(Dataset records)
◇ ◇ ◇ ◇ ◇
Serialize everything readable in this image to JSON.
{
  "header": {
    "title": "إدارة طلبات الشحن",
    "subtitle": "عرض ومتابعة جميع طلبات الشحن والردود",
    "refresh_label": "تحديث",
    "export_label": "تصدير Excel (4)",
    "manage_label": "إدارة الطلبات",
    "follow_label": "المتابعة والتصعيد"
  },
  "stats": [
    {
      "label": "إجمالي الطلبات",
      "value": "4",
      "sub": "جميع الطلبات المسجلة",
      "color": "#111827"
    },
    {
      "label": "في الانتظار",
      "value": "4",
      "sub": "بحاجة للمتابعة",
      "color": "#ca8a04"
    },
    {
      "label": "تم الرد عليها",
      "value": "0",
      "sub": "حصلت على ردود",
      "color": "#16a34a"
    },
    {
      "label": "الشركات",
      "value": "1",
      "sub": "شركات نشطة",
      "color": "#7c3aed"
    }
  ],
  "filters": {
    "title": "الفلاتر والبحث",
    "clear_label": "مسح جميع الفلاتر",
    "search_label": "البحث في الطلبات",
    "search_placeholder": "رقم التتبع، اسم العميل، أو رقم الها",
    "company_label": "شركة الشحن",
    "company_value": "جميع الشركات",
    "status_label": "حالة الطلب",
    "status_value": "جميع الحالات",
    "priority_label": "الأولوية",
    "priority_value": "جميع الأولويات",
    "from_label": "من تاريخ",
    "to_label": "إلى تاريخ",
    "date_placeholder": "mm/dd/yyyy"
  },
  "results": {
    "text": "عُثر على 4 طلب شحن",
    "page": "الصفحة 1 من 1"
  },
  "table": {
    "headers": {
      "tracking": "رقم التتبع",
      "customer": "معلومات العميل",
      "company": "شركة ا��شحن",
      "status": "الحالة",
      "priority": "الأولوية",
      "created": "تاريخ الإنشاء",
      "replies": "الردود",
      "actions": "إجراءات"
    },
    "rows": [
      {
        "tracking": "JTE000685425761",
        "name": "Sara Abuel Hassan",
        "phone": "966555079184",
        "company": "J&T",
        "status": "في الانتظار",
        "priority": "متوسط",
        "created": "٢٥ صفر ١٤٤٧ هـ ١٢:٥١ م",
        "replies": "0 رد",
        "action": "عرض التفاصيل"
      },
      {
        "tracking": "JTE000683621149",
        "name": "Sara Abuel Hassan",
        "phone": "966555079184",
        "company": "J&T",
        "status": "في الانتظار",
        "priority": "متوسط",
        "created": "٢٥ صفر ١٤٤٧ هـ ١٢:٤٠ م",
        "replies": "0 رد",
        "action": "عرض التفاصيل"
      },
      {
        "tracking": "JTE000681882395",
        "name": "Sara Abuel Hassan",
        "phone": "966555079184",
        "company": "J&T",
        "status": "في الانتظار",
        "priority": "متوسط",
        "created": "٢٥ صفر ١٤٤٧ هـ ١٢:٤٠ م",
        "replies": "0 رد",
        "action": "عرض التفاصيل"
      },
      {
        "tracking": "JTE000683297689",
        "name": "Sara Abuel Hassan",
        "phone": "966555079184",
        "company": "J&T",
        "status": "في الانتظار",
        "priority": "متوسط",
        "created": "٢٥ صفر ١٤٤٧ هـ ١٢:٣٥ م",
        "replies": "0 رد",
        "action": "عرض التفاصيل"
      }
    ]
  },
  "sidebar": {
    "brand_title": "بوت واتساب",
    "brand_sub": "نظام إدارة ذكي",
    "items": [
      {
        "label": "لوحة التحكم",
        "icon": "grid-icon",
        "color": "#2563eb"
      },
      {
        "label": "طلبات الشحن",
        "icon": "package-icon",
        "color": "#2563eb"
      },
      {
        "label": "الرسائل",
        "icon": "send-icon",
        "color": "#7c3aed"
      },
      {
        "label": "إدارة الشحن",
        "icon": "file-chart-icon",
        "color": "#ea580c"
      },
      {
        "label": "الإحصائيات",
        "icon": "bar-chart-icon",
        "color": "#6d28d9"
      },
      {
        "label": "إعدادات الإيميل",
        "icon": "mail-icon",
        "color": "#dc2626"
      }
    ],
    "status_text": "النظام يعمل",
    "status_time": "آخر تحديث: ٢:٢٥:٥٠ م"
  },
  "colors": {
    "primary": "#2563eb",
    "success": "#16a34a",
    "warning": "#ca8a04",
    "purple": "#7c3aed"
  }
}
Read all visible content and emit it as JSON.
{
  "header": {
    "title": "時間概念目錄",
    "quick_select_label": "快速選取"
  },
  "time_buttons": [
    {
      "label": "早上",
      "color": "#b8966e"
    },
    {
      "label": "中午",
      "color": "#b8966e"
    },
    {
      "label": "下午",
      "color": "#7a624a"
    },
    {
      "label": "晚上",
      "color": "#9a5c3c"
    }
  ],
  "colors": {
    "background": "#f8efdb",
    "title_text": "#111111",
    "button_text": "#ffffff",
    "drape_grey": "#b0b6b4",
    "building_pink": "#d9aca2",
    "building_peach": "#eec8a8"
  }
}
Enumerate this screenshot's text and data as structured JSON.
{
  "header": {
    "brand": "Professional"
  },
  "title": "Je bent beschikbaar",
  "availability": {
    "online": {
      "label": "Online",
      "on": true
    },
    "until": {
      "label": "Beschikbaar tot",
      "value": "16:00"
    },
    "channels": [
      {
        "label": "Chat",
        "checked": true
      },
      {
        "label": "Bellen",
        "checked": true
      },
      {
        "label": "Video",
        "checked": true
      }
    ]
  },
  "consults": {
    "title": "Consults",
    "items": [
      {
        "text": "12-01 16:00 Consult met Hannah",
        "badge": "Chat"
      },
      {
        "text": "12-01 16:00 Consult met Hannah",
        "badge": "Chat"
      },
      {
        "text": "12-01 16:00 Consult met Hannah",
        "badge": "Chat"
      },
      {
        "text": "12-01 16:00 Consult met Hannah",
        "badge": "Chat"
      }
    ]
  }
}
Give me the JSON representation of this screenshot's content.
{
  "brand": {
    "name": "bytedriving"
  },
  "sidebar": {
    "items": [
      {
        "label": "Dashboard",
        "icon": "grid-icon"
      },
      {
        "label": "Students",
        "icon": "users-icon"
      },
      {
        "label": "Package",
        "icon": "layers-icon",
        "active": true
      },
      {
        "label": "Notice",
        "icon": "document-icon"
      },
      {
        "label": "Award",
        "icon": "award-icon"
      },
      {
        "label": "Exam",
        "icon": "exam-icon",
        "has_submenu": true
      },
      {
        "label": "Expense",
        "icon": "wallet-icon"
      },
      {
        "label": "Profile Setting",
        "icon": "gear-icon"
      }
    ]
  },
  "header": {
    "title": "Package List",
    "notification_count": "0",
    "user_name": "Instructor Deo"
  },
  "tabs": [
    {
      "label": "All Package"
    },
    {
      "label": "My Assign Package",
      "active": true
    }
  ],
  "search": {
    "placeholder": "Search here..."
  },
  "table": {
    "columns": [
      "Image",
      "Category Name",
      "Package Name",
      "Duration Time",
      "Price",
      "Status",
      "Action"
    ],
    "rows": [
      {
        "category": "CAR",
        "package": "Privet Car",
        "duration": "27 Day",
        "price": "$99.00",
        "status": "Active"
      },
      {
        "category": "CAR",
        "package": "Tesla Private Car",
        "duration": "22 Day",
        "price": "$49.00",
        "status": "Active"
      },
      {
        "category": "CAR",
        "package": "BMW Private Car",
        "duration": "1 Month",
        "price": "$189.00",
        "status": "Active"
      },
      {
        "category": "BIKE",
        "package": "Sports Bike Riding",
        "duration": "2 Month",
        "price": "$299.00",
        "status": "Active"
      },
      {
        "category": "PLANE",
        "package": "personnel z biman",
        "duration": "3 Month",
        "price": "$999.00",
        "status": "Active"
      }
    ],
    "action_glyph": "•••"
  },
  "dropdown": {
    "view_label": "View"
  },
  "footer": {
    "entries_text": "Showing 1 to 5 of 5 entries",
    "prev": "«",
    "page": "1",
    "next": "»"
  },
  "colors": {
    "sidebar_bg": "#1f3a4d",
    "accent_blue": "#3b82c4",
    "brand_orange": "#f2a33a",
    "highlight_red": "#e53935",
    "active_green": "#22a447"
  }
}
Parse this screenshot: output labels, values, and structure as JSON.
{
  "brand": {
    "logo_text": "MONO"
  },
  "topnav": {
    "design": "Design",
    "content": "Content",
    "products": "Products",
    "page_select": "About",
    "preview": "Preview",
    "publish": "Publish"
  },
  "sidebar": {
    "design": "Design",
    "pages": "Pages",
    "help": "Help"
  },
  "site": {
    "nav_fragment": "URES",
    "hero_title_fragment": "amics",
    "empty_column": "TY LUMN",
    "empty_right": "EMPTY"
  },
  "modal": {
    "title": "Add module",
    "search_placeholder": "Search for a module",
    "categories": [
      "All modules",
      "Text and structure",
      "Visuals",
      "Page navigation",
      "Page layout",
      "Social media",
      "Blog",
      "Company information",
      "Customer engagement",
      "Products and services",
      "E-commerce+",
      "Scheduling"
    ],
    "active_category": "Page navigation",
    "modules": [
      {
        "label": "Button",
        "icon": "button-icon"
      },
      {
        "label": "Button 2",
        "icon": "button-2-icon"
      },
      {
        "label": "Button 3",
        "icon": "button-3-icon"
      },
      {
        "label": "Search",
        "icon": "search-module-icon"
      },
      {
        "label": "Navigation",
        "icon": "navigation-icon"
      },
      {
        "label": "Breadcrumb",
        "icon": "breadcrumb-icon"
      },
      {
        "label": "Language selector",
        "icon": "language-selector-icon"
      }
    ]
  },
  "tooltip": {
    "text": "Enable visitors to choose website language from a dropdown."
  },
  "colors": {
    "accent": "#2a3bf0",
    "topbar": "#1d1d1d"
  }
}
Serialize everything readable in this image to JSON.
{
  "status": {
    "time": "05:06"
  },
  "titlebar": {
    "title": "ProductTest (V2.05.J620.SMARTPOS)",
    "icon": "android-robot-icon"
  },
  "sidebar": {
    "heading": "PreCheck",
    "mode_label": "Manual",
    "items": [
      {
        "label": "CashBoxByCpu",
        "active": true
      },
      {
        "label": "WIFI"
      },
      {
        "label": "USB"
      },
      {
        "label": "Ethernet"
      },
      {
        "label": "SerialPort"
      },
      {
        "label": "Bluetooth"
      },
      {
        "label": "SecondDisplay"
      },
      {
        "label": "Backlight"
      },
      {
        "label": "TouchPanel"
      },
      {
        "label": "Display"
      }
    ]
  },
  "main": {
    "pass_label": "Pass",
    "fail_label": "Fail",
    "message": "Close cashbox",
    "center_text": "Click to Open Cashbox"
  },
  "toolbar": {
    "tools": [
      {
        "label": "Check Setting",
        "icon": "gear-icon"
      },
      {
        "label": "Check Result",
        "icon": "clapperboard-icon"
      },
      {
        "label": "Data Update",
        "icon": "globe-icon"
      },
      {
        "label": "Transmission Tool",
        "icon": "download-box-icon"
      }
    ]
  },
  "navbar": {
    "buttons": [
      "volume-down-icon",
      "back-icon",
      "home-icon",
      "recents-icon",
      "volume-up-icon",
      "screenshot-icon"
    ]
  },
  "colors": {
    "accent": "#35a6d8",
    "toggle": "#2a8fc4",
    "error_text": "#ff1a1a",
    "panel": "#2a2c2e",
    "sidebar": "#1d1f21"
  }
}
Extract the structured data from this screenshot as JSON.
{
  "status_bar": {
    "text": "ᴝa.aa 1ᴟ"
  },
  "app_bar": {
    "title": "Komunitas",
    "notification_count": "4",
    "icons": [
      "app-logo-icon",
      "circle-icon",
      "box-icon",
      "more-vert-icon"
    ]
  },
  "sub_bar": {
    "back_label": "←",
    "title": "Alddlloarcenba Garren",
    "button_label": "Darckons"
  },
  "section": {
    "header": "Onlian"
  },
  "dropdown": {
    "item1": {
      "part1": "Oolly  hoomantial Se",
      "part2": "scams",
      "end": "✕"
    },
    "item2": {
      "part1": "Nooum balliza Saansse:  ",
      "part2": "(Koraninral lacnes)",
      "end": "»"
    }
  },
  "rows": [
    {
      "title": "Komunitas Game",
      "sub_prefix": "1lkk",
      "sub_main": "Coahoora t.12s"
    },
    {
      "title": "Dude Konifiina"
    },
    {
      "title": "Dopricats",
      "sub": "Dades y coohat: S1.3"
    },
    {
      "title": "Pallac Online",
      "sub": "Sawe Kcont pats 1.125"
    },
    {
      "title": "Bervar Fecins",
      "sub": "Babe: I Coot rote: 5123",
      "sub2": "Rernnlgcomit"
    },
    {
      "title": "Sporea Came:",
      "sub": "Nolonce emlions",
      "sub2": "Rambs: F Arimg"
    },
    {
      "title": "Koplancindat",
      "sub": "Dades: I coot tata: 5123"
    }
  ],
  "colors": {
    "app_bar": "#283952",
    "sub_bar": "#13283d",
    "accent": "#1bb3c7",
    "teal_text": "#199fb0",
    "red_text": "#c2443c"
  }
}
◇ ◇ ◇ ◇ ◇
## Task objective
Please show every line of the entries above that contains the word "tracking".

## Response for this exercise
      "tracking": "رقم التتبع",
        "tracking": "JTE000685425761",
        "tracking": "JTE000683621149",
        "tracking": "JTE000681882395",
        "tracking": "JTE000683297689",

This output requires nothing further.